When this image was snapped I lived on the road more than I lived at home. The yoga mat went with me everywhere. More importantly, I used it every day. Even in tiny hotel spaces flanked by an open closet and the bathroom door.

Now I don’t. I’m no longer yoga active. I’m a sometime yoga-er. My daily physical exertion choices have morphed. I pool walk. I swim. I pole walk. (With limbs cut from trees.) I sometimes bike. I sometimes do spurts on a pilates machine. Yoga, not so much anymore. It’s a sometimes thing.

If your dream is to become an attorney, a coder, an indie biz owner, a chef, an accountant, a doctor, a plumber, a wood worker — good — people will support you.

A writer? A cartoonist? An artist?

Not so much.


Because they love you.

Because they believe it’s a freakish odds lottery of talent, persistence and connections — that also requires a mega blast of good fortune.

In short, it’s far fetched.

Most people who don’t live in a city dominated by the creative class don’t know successful creatives. They don’t know people making a decent living from their art or writing or cartooning or humor or music.

My own Dad was dismissive of the creative life:

“The sooner you quit this writing/creativity crap the sooner you’ll be successful.”

That’s love.

I’m only being partly sarcastic. The non-sarcastic part took decades to acquire.

Because it’s also truth for most people. We all default to what is known. The easy paths are the well-trod paths. Banker, baker . . . (but no longer candlestick maker).

If you’re going to pursue your creative dream you need to push past the resistance of well-meaning people — those who care for you most. They want you to be successful in the most effective ways possible. The known ways.

How do you do this? How do you push past cultural resistance?

You show them that you mean it.

If you’re going to make yoga your living, you do it everyday. Unapologetically.

If you’re going to make tattoing your thing, you do it. In every small way you can.

You push past the love and care and mental constraints of others by doing it every day.

Show yourself you mean it.

And do it so consistently that you show others you mean it too.

Over time you become the town oddity, the one always sketching. Or the one always jotting ideas in a notebook that you carry with you all the time.

Show them that you mean it.

It’s how it works for life too. You know, the universe. You do it until life relents and opens the way for you.

Decades later people who care for you will say, “Yeah, she was always doodling.”

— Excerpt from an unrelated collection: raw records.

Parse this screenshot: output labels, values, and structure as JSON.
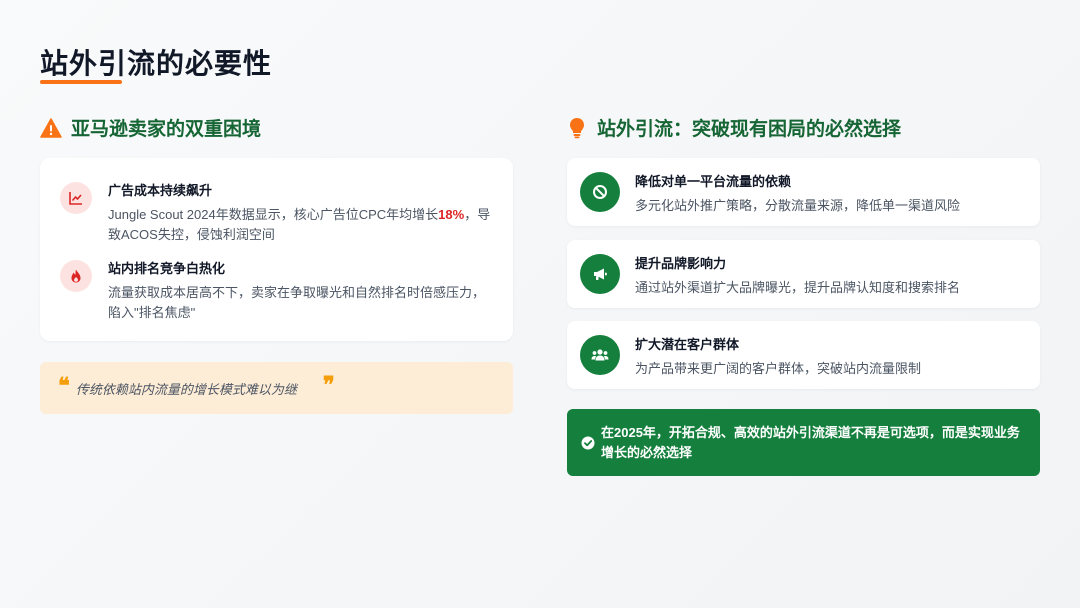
{
  "page": {
    "title": "站外引流的必要性"
  },
  "left": {
    "heading": "亚马逊卖家的双重困境",
    "heading_icon": "warning-icon",
    "items": [
      {
        "icon": "trend-chart-icon",
        "title": "广告成本持续飙升",
        "desc_before": "Jungle Scout 2024年数据显示，核心广告位CPC年均增长",
        "desc_highlight": "18%",
        "desc_after": "，导致ACOS失控，侵蚀利润空间"
      },
      {
        "icon": "fire-icon",
        "title": "站内排名竞争白热化",
        "desc": "流量获取成本居高不下，卖家在争取曝光和自然排名时倍感压力，陷入\"排名焦虑\""
      }
    ],
    "quote": {
      "open_mark": "❝",
      "text": "传统依赖站内流量的增长模式难以为继",
      "close_mark": "❞"
    }
  },
  "right": {
    "heading": "站外引流：突破现有困局的必然选择",
    "heading_icon": "lightbulb-icon",
    "items": [
      {
        "icon": "ban-icon",
        "title": "降低对单一平台流量的依赖",
        "desc": "多元化站外推广策略，分散流量来源，降低单一渠道风险"
      },
      {
        "icon": "megaphone-icon",
        "title": "提升品牌影响力",
        "desc": "通过站外渠道扩大品牌曝光，提升品牌认知度和搜索排名"
      },
      {
        "icon": "users-icon",
        "title": "扩大潜在客户群体",
        "desc": "为产品带来更广阔的客户群体，突破站内流量限制"
      }
    ],
    "conclusion": {
      "icon": "check-circle-icon",
      "text": "在2025年，开拓合规、高效的站外引流渠道不再是可选项，而是实现业务增长的必然选择"
    }
  },
  "colors": {
    "accent_orange": "#f97316",
    "brand_green": "#15803d",
    "heading_green": "#166534",
    "highlight_red": "#dc2626",
    "quote_bg": "#fdecd6"
  }
}
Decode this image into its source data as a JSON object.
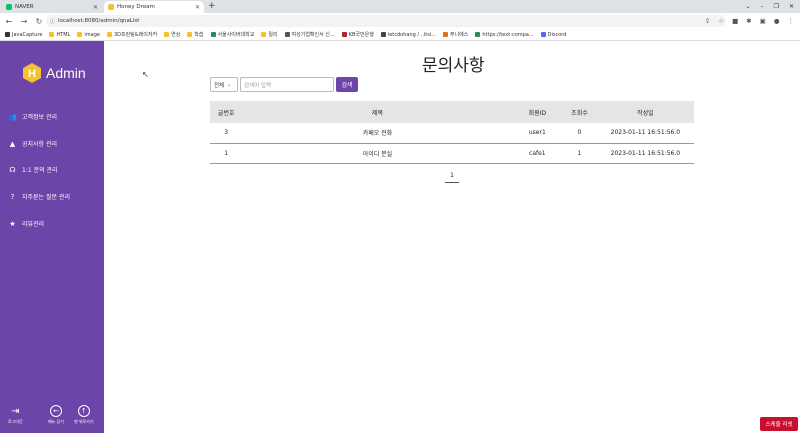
{
  "browser": {
    "tabs": [
      {
        "label": "NAVER",
        "color": "#03c75a"
      },
      {
        "label": "Honey Dream",
        "color": "#f2c230"
      }
    ],
    "url": "localhost:8080/admin/qnaList",
    "bookmarks": [
      "JavaCapture",
      "HTML",
      "image",
      "3D프린팅&레이저커",
      "연상",
      "학습",
      "서울사이버대학교",
      "릴리",
      "여성기업확인서 신...",
      "KB국민은행",
      "letcdohang / ..itsi...",
      "푸니에스",
      "https://text-compa...",
      "Discord"
    ]
  },
  "sidebar": {
    "brand": "Admin",
    "items": [
      {
        "label": "고객정보 관리",
        "icon": "users-icon"
      },
      {
        "label": "공지사항 관리",
        "icon": "warning-icon"
      },
      {
        "label": "1:1 문의 관리",
        "icon": "headset-icon"
      },
      {
        "label": "자주묻는 질문 관리",
        "icon": "question-icon"
      },
      {
        "label": "리뷰관리",
        "icon": "star-icon"
      }
    ],
    "bottom": {
      "logout": "로그아웃",
      "hide_menu": "메뉴 닫기",
      "top": "맨 위로가기"
    }
  },
  "main": {
    "title": "문의사항",
    "search": {
      "select_value": "전체",
      "placeholder": "검색어 입력",
      "button": "검색"
    },
    "table": {
      "headers": [
        "글번호",
        "제목",
        "회원ID",
        "조회수",
        "작성일"
      ],
      "rows": [
        {
          "no": "3",
          "title": "카페오 전화",
          "id": "user1",
          "views": "0",
          "date": "2023-01-11 16:51:56.0"
        },
        {
          "no": "1",
          "title": "아이디 분실",
          "id": "cafe1",
          "views": "1",
          "date": "2023-01-11 16:51:56.0"
        }
      ]
    },
    "pager": {
      "current": "1"
    }
  },
  "reset_button": "스케줄 리셋",
  "colors": {
    "brand": "#6b45a8",
    "reset": "#c8102e"
  }
}
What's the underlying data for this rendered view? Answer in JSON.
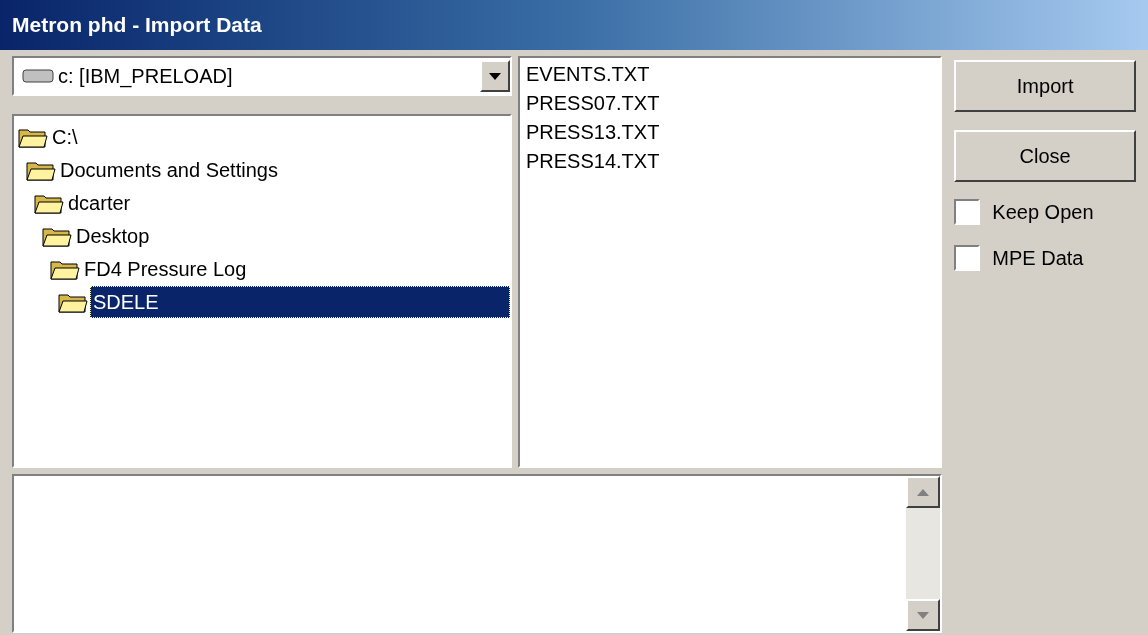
{
  "window": {
    "title": "Metron phd - Import Data"
  },
  "drive_select": {
    "value": "c: [IBM_PRELOAD]"
  },
  "folder_tree": [
    {
      "label": "C:\\",
      "selected": false,
      "children": [
        {
          "label": "Documents and Settings",
          "selected": false,
          "children": [
            {
              "label": "dcarter",
              "selected": false,
              "children": [
                {
                  "label": "Desktop",
                  "selected": false,
                  "children": [
                    {
                      "label": "FD4 Pressure Log",
                      "selected": false,
                      "children": [
                        {
                          "label": "SDELE",
                          "selected": true
                        }
                      ]
                    }
                  ]
                }
              ]
            }
          ]
        }
      ]
    }
  ],
  "files": [
    {
      "name": "EVENTS.TXT"
    },
    {
      "name": "PRESS07.TXT"
    },
    {
      "name": "PRESS13.TXT"
    },
    {
      "name": "PRESS14.TXT"
    }
  ],
  "buttons": [
    {
      "label": "Import"
    },
    {
      "label": "Close"
    }
  ],
  "checkboxes": [
    {
      "label": "Keep Open",
      "checked": false
    },
    {
      "label": "MPE Data",
      "checked": false
    }
  ]
}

They will tell fond stories of you doing your creative thing when others were on the playground or at the mall or hanging out.

You will be the one people point to when some young spud speaks up, wanting a different kind of life.

They’ll say, “Why not?”

They’ll point to you and say, “Why don’t you ask him how he did it?”



Note: The next person
Note: For sure